These good things are promised by Scripture to those who are faithful: The good things of the land will be your food.

We have died with Christ. We carry about in our bodies the sign of his death, so that the living Christ may also be revealed in us. The life we live is not now our ordinary life but the life of Christ: a life of sinlessness, of chastity, of simplicity and every other virtue. We have risen with Christ. Let us live in Christ, let us ascend in Christ, so that the serpent may not have the power here below to wound us in the heel.

Let us take refuge from this world. You can do this in spirit, even if you are kept here in the body. You can at the same time be here and present to the Lord. Your soul must hold fast to him, you must follow after him in your thoughts, you must tread his ways by faith, not in outward show. You must take refuge in him. He is your refuge and your strength. David addresses him in these words: I fled to you for refuge, and I was not disappointed.

Since God is our refuge, God who is in heaven and above the heavens, we must take refuge from this world in that place where there is peace, where there is rest from toil, where we can celebrate the great sabbath, as Moses said: The sabbaths of the land will provide you with food. To rest in the Lord and to see his joy is like a banquet, and full of gladness and tranquillity.

Let us take refuge like deer beside the fountain of waters. Let our soul thirst, as David thirsted, for the fountain. What is that fountain? Listen to David: With you is the fountain of life.
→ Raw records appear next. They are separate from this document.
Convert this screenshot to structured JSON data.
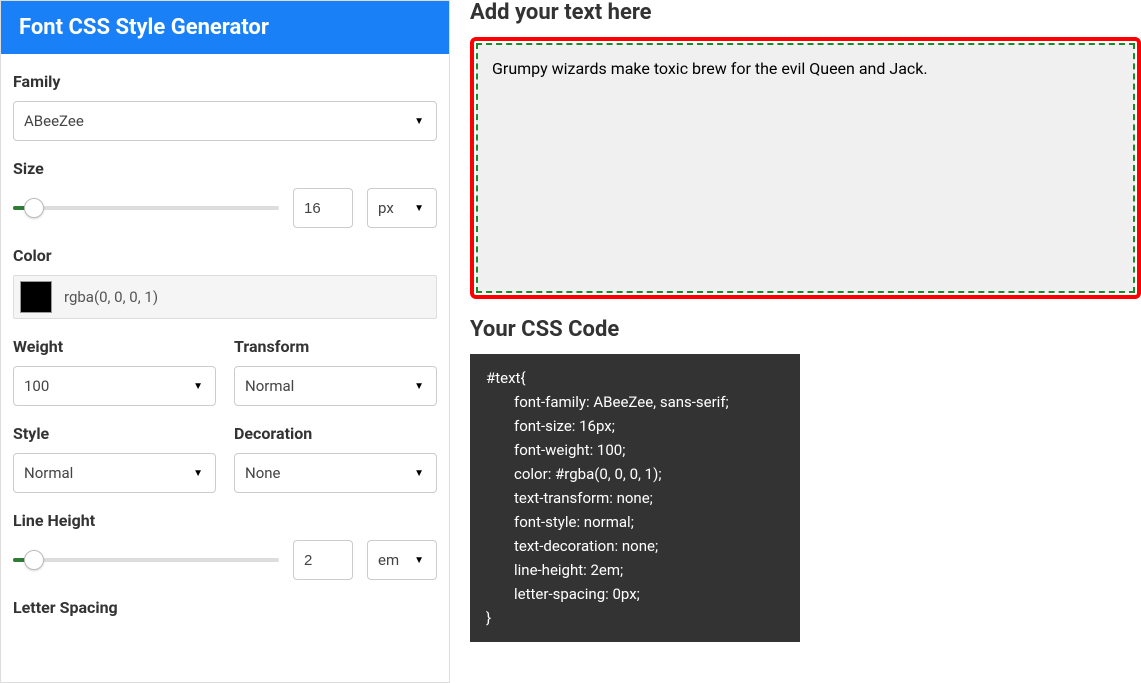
{
  "panel": {
    "title": "Font CSS Style Generator",
    "family": {
      "label": "Family",
      "value": "ABeeZee"
    },
    "size": {
      "label": "Size",
      "value": "16",
      "unit": "px"
    },
    "color": {
      "label": "Color",
      "value": "rgba(0, 0, 0, 1)"
    },
    "weight": {
      "label": "Weight",
      "value": "100"
    },
    "transform": {
      "label": "Transform",
      "value": "Normal"
    },
    "style": {
      "label": "Style",
      "value": "Normal"
    },
    "decoration": {
      "label": "Decoration",
      "value": "None"
    },
    "lineHeight": {
      "label": "Line Height",
      "value": "2",
      "unit": "em"
    },
    "letterSpacing": {
      "label": "Letter Spacing"
    }
  },
  "preview": {
    "title": "Add your text here",
    "text": "Grumpy wizards make toxic brew for the evil Queen and Jack."
  },
  "css": {
    "title": "Your CSS Code",
    "selector": "#text{",
    "lines": [
      "font-family: ABeeZee, sans-serif;",
      "font-size: 16px;",
      "font-weight: 100;",
      "color: #rgba(0, 0, 0, 1);",
      "text-transform: none;",
      "font-style: normal;",
      "text-decoration: none;",
      "line-height: 2em;",
      "letter-spacing: 0px;"
    ],
    "close": "}"
  }
}
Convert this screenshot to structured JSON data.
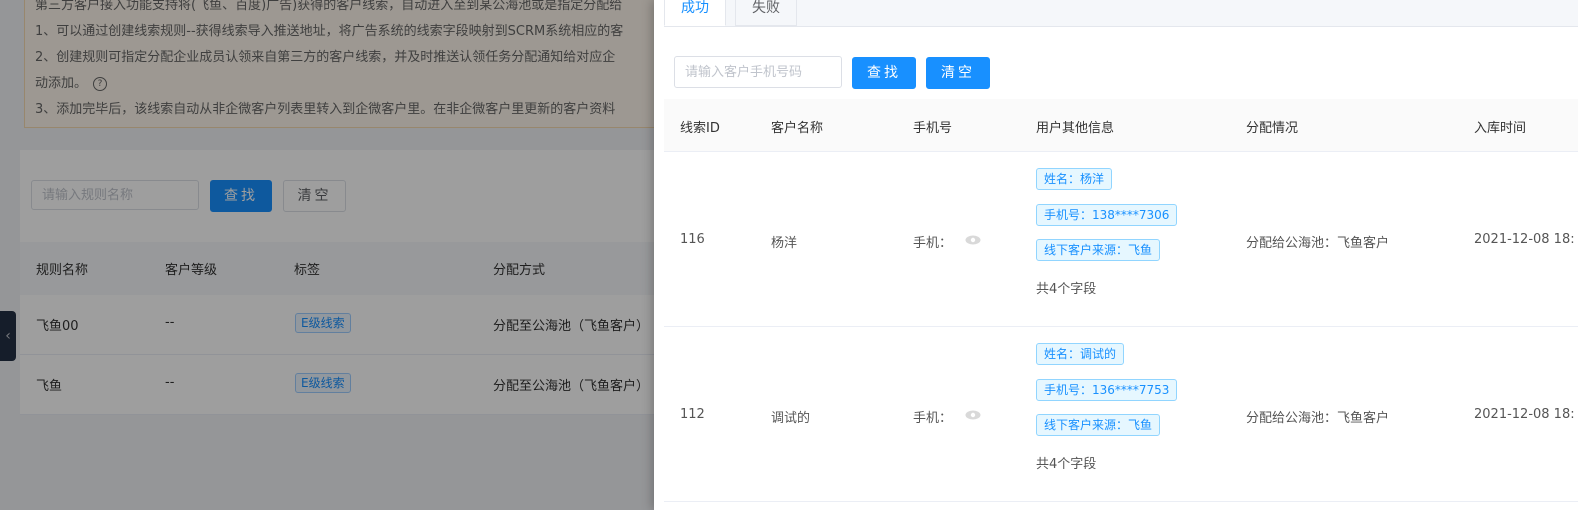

Let my soul say to this fountain: When shall I come and see you face to face? For the fountain is God himself.